Ben and Leah Mee are the owner/operators of Southern Alps Honey in Canterbury.
What got you started in beekeeping?
Ben has always had an interest in bees and their honey. As a child, he would kick the honey supers off the top of the hives that were on his parents’ farm and help himself to a frame of honey! Never mind a few stings here and there. On returning to New Zealand from working in Australia six years ago, we planned on purchasing up to six hives, for a hobby. We did this and enjoyed working with the bees. Then we met John Syme who talked about his beekeeping operation that he had sold two years before. We made the decision to purchase another 300 hives and grew from there with John mentoring us along the way.
How big is your operation?
We have approximately 1200 hives. Our apiary sites are situated in the Rakaia Gorge and from the foothills of Mt Hutt to Staveley, where we are based. Staff members include one full-time and five to six casual staff during the months we are extracting honey.
What do you find the most rewarding thing about being a beekeeper?
We both grew up on farms so have a natural affinity with the outdoors. We live in a beautiful country and having access to tend to our bees in these stunning areas is pretty special. We enjoy the animal health aspect to beekeeping, and managing the honey from hive, harvest, extraction, packing, marketing and sales, keeps us busy. Hearing back from customers that they love our honey and other products is also pretty cool!
Do you have a particular highlight from your time beekeeping?
Winning gold and silver awards for our honey at the annual ApiNZ conference, two years running is a definite highlight. We have also met a lot of great people through beekeeping and at the ApiNZ conferences who have provided support and networks for our business. This has been especially important this year, given the tough season we have had.
Sustainability is an important part of your business – why is this so important to you?
Sustainability is important for a number of reasons. If we look after our bees, the environment we live and work in, and provide a positive impact on our community, we believe our business will have a greater chance of long-term success.
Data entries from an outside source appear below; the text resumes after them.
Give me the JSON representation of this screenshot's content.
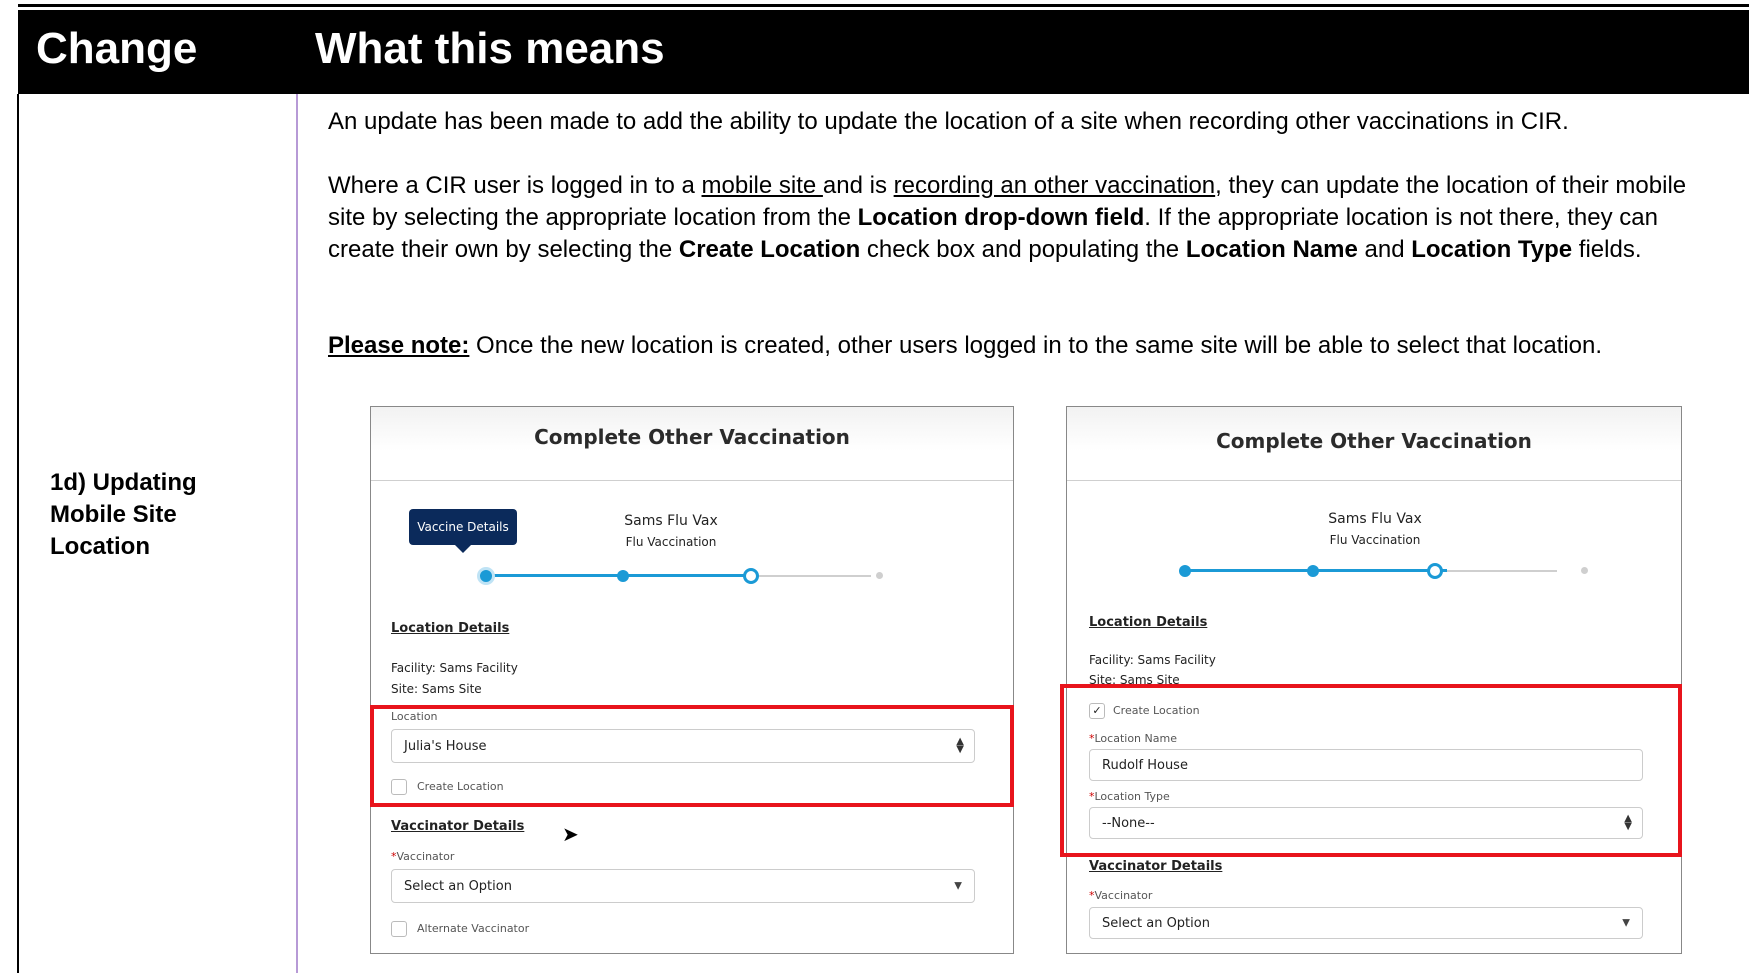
{
  "header": {
    "change": "Change",
    "what_this_means": "What this means"
  },
  "change_label": "1d) Updating Mobile Site Location",
  "description": {
    "p1": "An update has been made to add the ability to update the location of a site when recording other vaccinations in CIR.",
    "p2_a": "Where a CIR user is logged in to a ",
    "p2_mobile_site": "mobile site ",
    "p2_b": "and is ",
    "p2_recording": "recording an other vaccination",
    "p2_c": ", they can update the location of their mobile site by selecting the appropriate location from the ",
    "p2_location_dropdown": "Location drop-down field",
    "p2_d": ". If the appropriate location is not there, they can create their own by selecting the ",
    "p2_create_location": "Create Location",
    "p2_e": " check box and populating the ",
    "p2_location_name": "Location Name",
    "p2_f": " and ",
    "p2_location_type": "Location Type",
    "p2_g": " fields.",
    "note_label": "Please note:",
    "note_text": " Once the new location is created, other users logged in to the same site will be able to select that location."
  },
  "left_panel": {
    "title": "Complete Other Vaccination",
    "tooltip": "Vaccine Details",
    "vaccine_name": "Sams Flu Vax",
    "vaccine_type": "Flu Vaccination",
    "location_details": "Location Details",
    "facility": "Facility: Sams Facility",
    "site": "Site: Sams Site",
    "location_label": "Location",
    "location_value": "Julia's House",
    "create_location": "Create Location",
    "vaccinator_details": "Vaccinator Details",
    "vaccinator_label": "Vaccinator",
    "vaccinator_placeholder": "Select an Option",
    "alternate_vaccinator": "Alternate Vaccinator"
  },
  "right_panel": {
    "title": "Complete Other Vaccination",
    "vaccine_name": "Sams Flu Vax",
    "vaccine_type": "Flu Vaccination",
    "location_details": "Location Details",
    "facility": "Facility: Sams Facility",
    "site": "Site: Sams Site",
    "create_location": "Create Location",
    "location_name_label": "Location Name",
    "location_name_value": "Rudolf House",
    "location_type_label": "Location Type",
    "location_type_value": "--None--",
    "vaccinator_details": "Vaccinator Details",
    "vaccinator_label": "Vaccinator",
    "vaccinator_placeholder": "Select an Option"
  },
  "colors": {
    "header_bg": "#000000",
    "divider": "#b79ad6",
    "highlight": "#e8141c",
    "progress": "#1b9ad6",
    "tooltip_bg": "#0b2a5b"
  }
}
What are a couple of things you do differently as a result of your focus on sustainability?
I’m not sure we do any single thing different to other beekeepers but we have goals regarding sustainability and continuously work towards achieving them.
Some of the things we do are:
- All hives are located a minimum distance from other sites, preventing the spread of disease. They are in close proximity to a source of nectar, pollen and water and positioned for maximum sunshine year-round.
- We run an extensive wasp baiting program and have planted additional trees for bees along creeks near apiary sites. We’ve also fenced off existing natives to keep domestic livestock out.
- We do not use any plastic frames, only wood. Hive brood boxes and supers are all made from pine and paraffin-dipped to prevent rotting. All boxes and frames are repaired/recycled, reducing the environmental impact and creating long term use of our hive-wear.
- We provide education to local groups, pre-schoolers and school groups with shed tours and school visits with the glass hive. Epipens have been placed in strategically on farms where our apiary sites are located, and immediate medical help is unavailable, to protect the public from medical emergencies caused from beestings.